News & Insights  |  Posted February 15, 2023

The last days of a second First Minister

On a day when one of UK’s most high profile party leaders steps down, John Penman looks at whether Nicola Sturgeon’s long reign as First Minister ends in success or failure.

The controversial politician Enoch Powell once said that all political careers, unless cut off in mid-stream, end in failure.

As Nicola Sturgeon starts her departure from the leadership stage after standing down as SNP leader and First Minister, it may be hard to watch the final days of her time at the top and argue otherwise.

In a very personal statement the First Minister laid out her achievements in an unexpected announcement – but she also underlined the thing that she’s spent most of her adult life doing – working for her party to get independence for Scotland.

While in one sense, as the dominant force in Scottish politics, her party will never be closer to achieving that aim, the conundrum is that goal is equally as far away as ever. The truth is, there is no vote on the horizon and polling suggests many Scots remain unconvinced.

Delivering it, if it is ever delivered, will be done by someone else (though I’ll come back to that scenario later). That could be Kate Forbes, Angus Robertson or someone we’ve yet to hear of but it also might be no one.

Is independence dead?

Independence, or more precisely the credibility of creating an independent Scotland, has been at the core of the SNP’s meteoric rise to power and provided a helpful antidote for the SNP to the virus of policy failures that has impacted its time in government.

Since 1990, apart from a brief interlude when John Swinney had a go, only two people have held the leadership banner aloft – Alex Salmond and Nicola Sturgeon. Salmond departed after the failure to win the 2014 referendum; Sturgeon never even got that far. Putting that into context, that’s as many leaders as the Tories have had since July last year.

But ultimately, despite the considerable force of those individuals, they have failed.

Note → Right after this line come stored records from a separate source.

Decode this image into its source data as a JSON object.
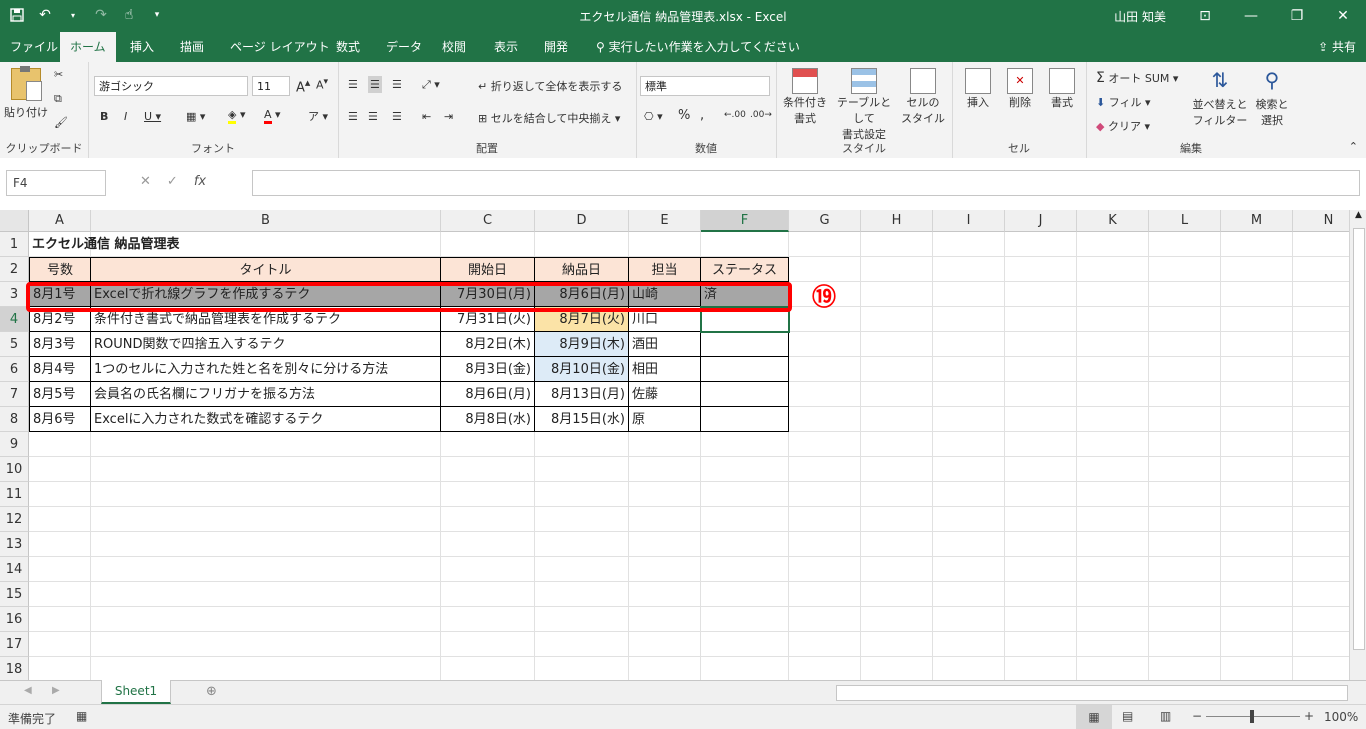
{
  "window": {
    "title": "エクセル通信 納品管理表.xlsx  -  Excel",
    "user": "山田 知美",
    "accent": "#217346"
  },
  "ribbon_tabs": [
    "ファイル",
    "ホーム",
    "挿入",
    "描画",
    "ページ レイアウト",
    "数式",
    "データ",
    "校閲",
    "表示",
    "開発"
  ],
  "tell_me": "実行したい作業を入力してください",
  "share_label": "共有",
  "ribbon": {
    "clipboard_group": "クリップボード",
    "paste_label": "貼り付け",
    "font_group": "フォント",
    "font_name": "游ゴシック",
    "font_size": "11",
    "alignment_group": "配置",
    "wrap_text": "折り返して全体を表示する",
    "merge_center": "セルを結合して中央揃え",
    "number_group": "数値",
    "number_format": "標準",
    "styles_group": "スタイル",
    "conditional_format": "条件付き",
    "conditional_format2": "書式",
    "format_as_table": "テーブルとして",
    "format_as_table2": "書式設定",
    "cell_styles": "セルの",
    "cell_styles2": "スタイル",
    "cells_group": "セル",
    "insert": "挿入",
    "delete": "削除",
    "format": "書式",
    "editing_group": "編集",
    "autosum": "オート SUM",
    "fill": "フィル",
    "clear": "クリア",
    "sort_filter": "並べ替えと",
    "sort_filter2": "フィルター",
    "find_select": "検索と",
    "find_select2": "選択"
  },
  "formula_bar": {
    "name_box": "F4",
    "value": ""
  },
  "columns": [
    "A",
    "B",
    "C",
    "D",
    "E",
    "F",
    "G",
    "H",
    "I",
    "J",
    "K",
    "L",
    "M",
    "N"
  ],
  "rows": [
    "1",
    "2",
    "3",
    "4",
    "5",
    "6",
    "7",
    "8",
    "9",
    "10",
    "11",
    "12",
    "13",
    "14",
    "15",
    "16",
    "17",
    "18"
  ],
  "sheet_title": "エクセル通信 納品管理表",
  "table_headers": [
    "号数",
    "タイトル",
    "開始日",
    "納品日",
    "担当",
    "ステータス"
  ],
  "table_rows": [
    [
      "8月1号",
      "Excelで折れ線グラフを作成するテク",
      "7月30日(月)",
      "8月6日(月)",
      "山崎",
      "済"
    ],
    [
      "8月2号",
      "条件付き書式で納品管理表を作成するテク",
      "7月31日(火)",
      "8月7日(火)",
      "川口",
      ""
    ],
    [
      "8月3号",
      "ROUND関数で四捨五入するテク",
      "8月2日(木)",
      "8月9日(木)",
      "酒田",
      ""
    ],
    [
      "8月4号",
      "1つのセルに入力された姓と名を別々に分ける方法",
      "8月3日(金)",
      "8月10日(金)",
      "相田",
      ""
    ],
    [
      "8月5号",
      "会員名の氏名欄にフリガナを振る方法",
      "8月6日(月)",
      "8月13日(月)",
      "佐藤",
      ""
    ],
    [
      "8月6号",
      "Excelに入力された数式を確認するテク",
      "8月8日(水)",
      "8月15日(水)",
      "原",
      ""
    ]
  ],
  "annotation": {
    "step": "⑲",
    "color": "#ff0000"
  },
  "sheet_tab": "Sheet1",
  "status": {
    "ready": "準備完了",
    "zoom": "100%"
  }
}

Scotland is still part of the UK. Support for separation has grown but is firmly stuck in the mid-50s at best and mid-40s at worst. As she herself acknowledged, the message may be better delivered by someone about whom the electorate doesn’t already have a fixed view.

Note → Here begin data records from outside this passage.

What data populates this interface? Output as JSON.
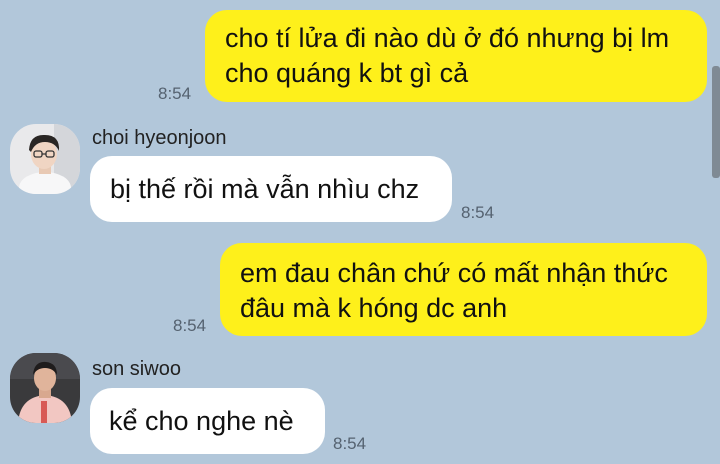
{
  "messages": [
    {
      "lines": [
        "cho tí lửa đi nào dù ở đó nhưng bị lm",
        "cho quáng k bt gì cả"
      ],
      "time": "8:54"
    },
    {
      "sender": "choi hyeonjoon",
      "lines": [
        "bị thế rồi mà vẫn nhìu chz"
      ],
      "time": "8:54"
    },
    {
      "lines": [
        "em đau chân chứ có mất nhận thức",
        "đâu mà k hóng dc anh"
      ],
      "time": "8:54"
    },
    {
      "sender": "son siwoo",
      "lines": [
        "kể cho nghe nè"
      ],
      "time": "8:54"
    }
  ],
  "colors": {
    "background": "#b2c7da",
    "my_bubble": "#fef01b",
    "their_bubble": "#ffffff"
  }
}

The First Minister leaves with the highest approval rating of any UK leader and eight election wins including two emphatic victories in Scottish elections. The nearest opposition challenger is miles away – both in support and in personal rating – but there is a lingering suspicion that Sturgeon’s approval ratings were on a downward trajectory and taking with it support for separation.

By acting now, the First Minister and her party will hope to re-invigorate the cause as we enter the run up to the next UK General Election.

Nicola Sturgeon was a woman of firsts

It’s worth taking a moment to consider her legacy. Sturgeon the second First Minister from the SNP but the first female leader of the Scottish Government. Female leaders in the UK remain rare; female leaders from a working class background even rarer. Many of her senior ministers and advisers are female and the make-up of the SNP benches in Holyrood shows that she has blazed a path for others to follow.

Her record on policy though is mixed at best and the Scottish economy remains behind the rest of the UK.

Holyrood is limited in what it can do on many issues and she has focused on supporting vulnerable parts of society. In areas such as economic development, there is little to boast about and the ongoing fiasco around the delay to ferries being built on the Clyde will linger long in the memory.

Her commitment to delivering a green economy has led to challenges in heartland SNP areas such as the North-East where some argue for a better transition from fossil fuels.

An alliance with the Scottish Greens has delivered two ministerial posts and a heavy influence on policy that has also led to mixed results. Will the alliance survive her successor’s election?

Sturgeon has also been the architect of the SNP’s current plan to get a new Indy Ref vote, leading to splits within the party and no doubt has played a part in ousting her supporter Ian Blackford from his role as Westminster leader.

Blackford’s replacement Stephen Flynn is less of an acolyte and may now be buoyed by her departure.

Is this really the end of an era?

A new leader will have a new mandate but how different will that be?

It could be very different.

Sturgeon’s was pretty similar to Salmond’s which means things haven’t changed that much since he first became leader in 1990 – which is the year that Kate Forbes, the most likely successor to Sturgeon, was born.

And finally is this really the end of an era? As Sturgeon steps down consider when Salmond did the same in 2000 and John Swinney took over. Swinney’s time wasn’t great for the SNP and in 2004, despite saying he wouldn’t, Salmond came back as leader with Sturgeon as deputy. In 2007 he won power at Holyrood for the first time.

The next General Election is at least 18 months away. If the new leader fails to deliver, could the party faithful persuade a rejuvenated Sturgeon to take the reins once more and motivated by her failure to achieve her main goal, might she come back for another try?

John Penman, Partner

First Minister Nicola Sturgeon